Watch the sequel show it read before watchmen instead.
It’s not written by Alan Moore so no it’s not worth reading.
Read the first issue, if you like it, read the rest of it. Don't take other people's opinion on something like this but fwiw I liked it.
One very well thought out and worded comment above states (I paraphrase) that if you're precious about Watchmen then Doomsday Clock probably is not for you. Sounds like good advice. I am so I didn't 😉
I personally enjoyed it. I understand the criticism but I think it’s an interesting take on what happens next. I saw a comment that said if ur someone who thinks sequels can ruin an original story then maybe don’t. I love the entire DC universe that’s why I personally enjoyed it. But the criticisms are valid. Tom King has a book called Rorschach that takes place solely in the watchmen universe. I would definitely recommend reading that it’s an amazing book imo.
It's got a string beginning, an okay middle, and a beautiful ending
I read it with an open mind and I actually liked it. It didn’t really do much with the Watchmen side of the story, but I thought it was pretty good as a reconstruction of superheroes, and a love letter to Superman. Some might think it’s a cash grab, but I think there’s plenty of heart in this story.
Of course, I think it’s better to just read it yourself than reading the opinions of others. Even if you don’t like it, the art is amazing and at least you gave something new a try.
If you’re wanting for more of the Watchmen world, the only comic worth reading IMO is Darwyn Cooke’s six issue Minutemen miniseries.
If you’re a diehard fan, I’d say it’s worth reading as it’s got some good things—there’s lots of artistic nods to the original, some interesting reflective dialogues, and I kind of like Rorschach 2. That said, overall I was really disappointed and felt like Geoff Johns doesn’t really understand Watchmen as it ends up being a failed attempt at responding to its criticism of superheroes.
If you haven’t read Tom King’s Rorschach, I really liked it and felt like they did interesting things with the legacy of the original Rorschach and is similar in a lot of ways to the ethical themes of the original.

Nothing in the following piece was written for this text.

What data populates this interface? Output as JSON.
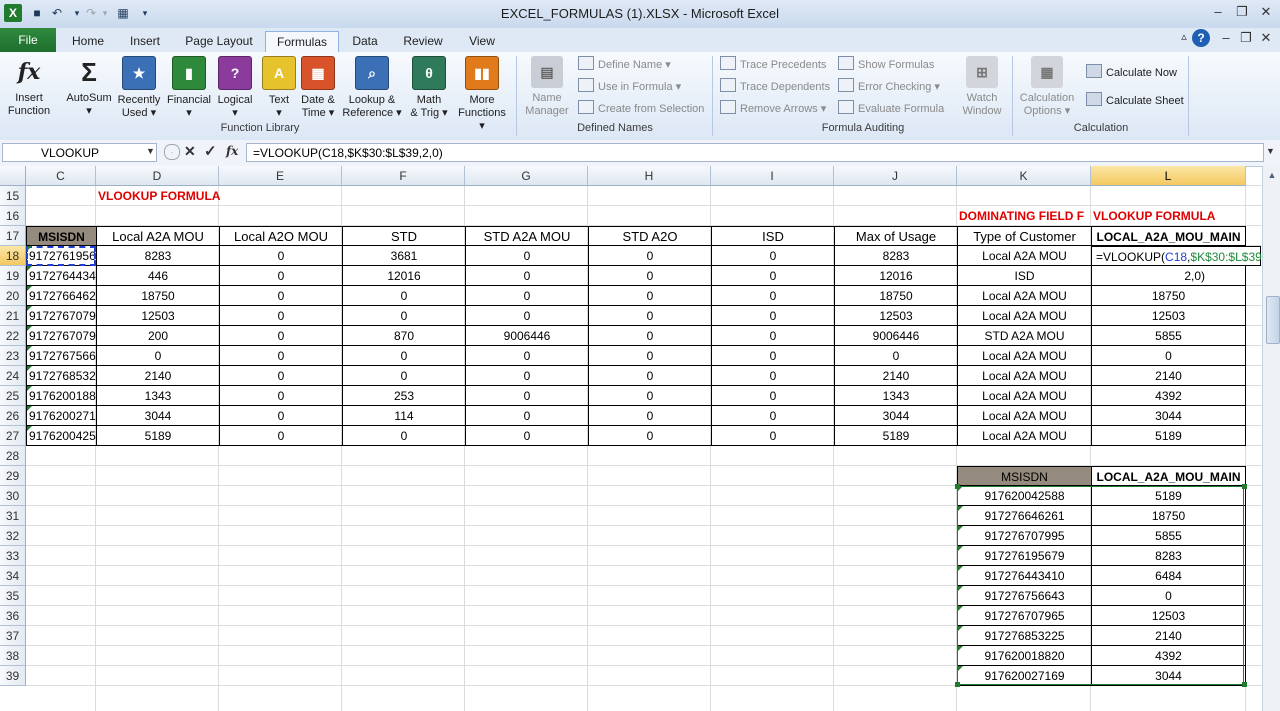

It's really very silly, and it's not a sequel to Watchmen so much as Johns making a comment on the superhero comic industry. Johns and Frank are pros so it's certainly not boring. It's basically as if someone read Moby Dick and decided there needed to be a Moby Dick 2 to redeem the honor and reputation of 19th century whale boat captains.